▶ _AVAILABLE DATA_:
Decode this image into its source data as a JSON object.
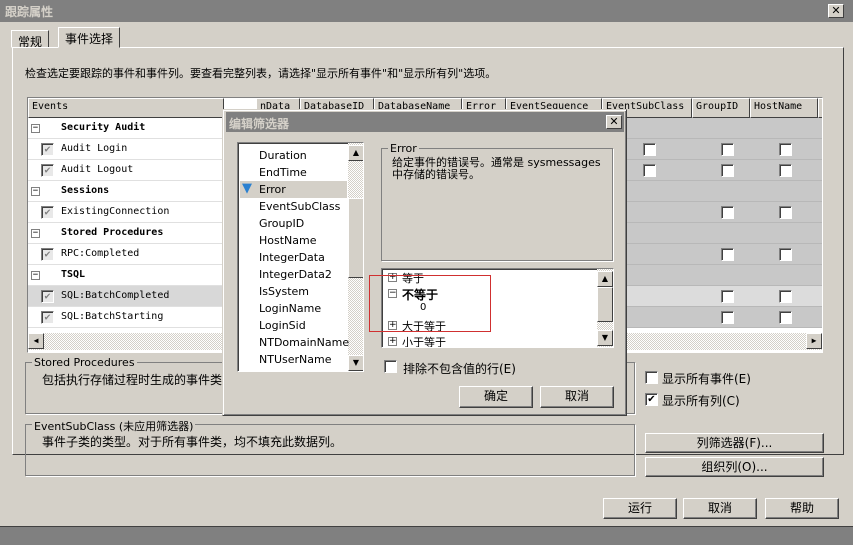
{
  "window": {
    "title": "跟踪属性",
    "close": "✕"
  },
  "tabs": [
    {
      "label": "常规"
    },
    {
      "label": "事件选择"
    }
  ],
  "description": "检查选定要跟踪的事件和事件列。要查看完整列表，请选择\"显示所有事件\"和\"显示所有列\"选项。",
  "grid": {
    "columns": [
      "Events",
      "nData",
      "DatabaseID",
      "DatabaseName",
      "Error",
      "EventSequence",
      "EventSubClass",
      "GroupID",
      "HostName",
      "I"
    ],
    "rows": [
      {
        "label": "Security Audit",
        "type": "category"
      },
      {
        "label": "Audit Login",
        "type": "event",
        "checked": true
      },
      {
        "label": "Audit Logout",
        "type": "event",
        "checked": true
      },
      {
        "label": "Sessions",
        "type": "category"
      },
      {
        "label": "ExistingConnection",
        "type": "event",
        "checked": true
      },
      {
        "label": "Stored Procedures",
        "type": "category"
      },
      {
        "label": "RPC:Completed",
        "type": "event",
        "checked": true
      },
      {
        "label": "TSQL",
        "type": "category"
      },
      {
        "label": "SQL:BatchCompleted",
        "type": "event",
        "checked": true,
        "selected": true
      },
      {
        "label": "SQL:BatchStarting",
        "type": "event",
        "checked": true
      }
    ]
  },
  "stored_procedures_group": {
    "title": "Stored Procedures",
    "text": "包括执行存储过程时生成的事件类"
  },
  "eventsubclass_group": {
    "title": "EventSubClass (未应用筛选器)",
    "text": "事件子类的类型。对于所有事件类，均不填充此数据列。"
  },
  "options": {
    "show_all_events": "显示所有事件(E)",
    "show_all_events_checked": false,
    "show_all_columns": "显示所有列(C)",
    "show_all_columns_checked": true
  },
  "buttons": {
    "column_filter": "列筛选器(F)...",
    "organize_columns": "组织列(O)...",
    "run": "运行",
    "cancel": "取消",
    "help": "帮助"
  },
  "filter_dialog": {
    "title": "编辑筛选器",
    "columns": [
      "Duration",
      "EndTime",
      "Error",
      "EventSubClass",
      "GroupID",
      "HostName",
      "IntegerData",
      "IntegerData2",
      "IsSystem",
      "LoginName",
      "LoginSid",
      "NTDomainName",
      "NTUserName"
    ],
    "selected_column": "Error",
    "desc_title": "Error",
    "desc_text": "给定事件的错误号。通常是 sysmessages 中存储的错误号。",
    "tree": [
      {
        "label": "等于",
        "expanded": false
      },
      {
        "label": "不等于",
        "expanded": true,
        "children": [
          "0"
        ]
      },
      {
        "label": "大于等于",
        "expanded": false
      },
      {
        "label": "小于等于",
        "expanded": false
      }
    ],
    "exclude_rows": "排除不包含值的行(E)",
    "exclude_rows_checked": false,
    "ok": "确定",
    "cancel": "取消",
    "highlight_color": "#d03030"
  }
}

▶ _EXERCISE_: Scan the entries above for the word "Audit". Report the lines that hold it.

▶ _SOLUTION TO THIS PROBLEM_:
        "label": "Security Audit",
        "label": "Audit Login",
        "label": "Audit Logout",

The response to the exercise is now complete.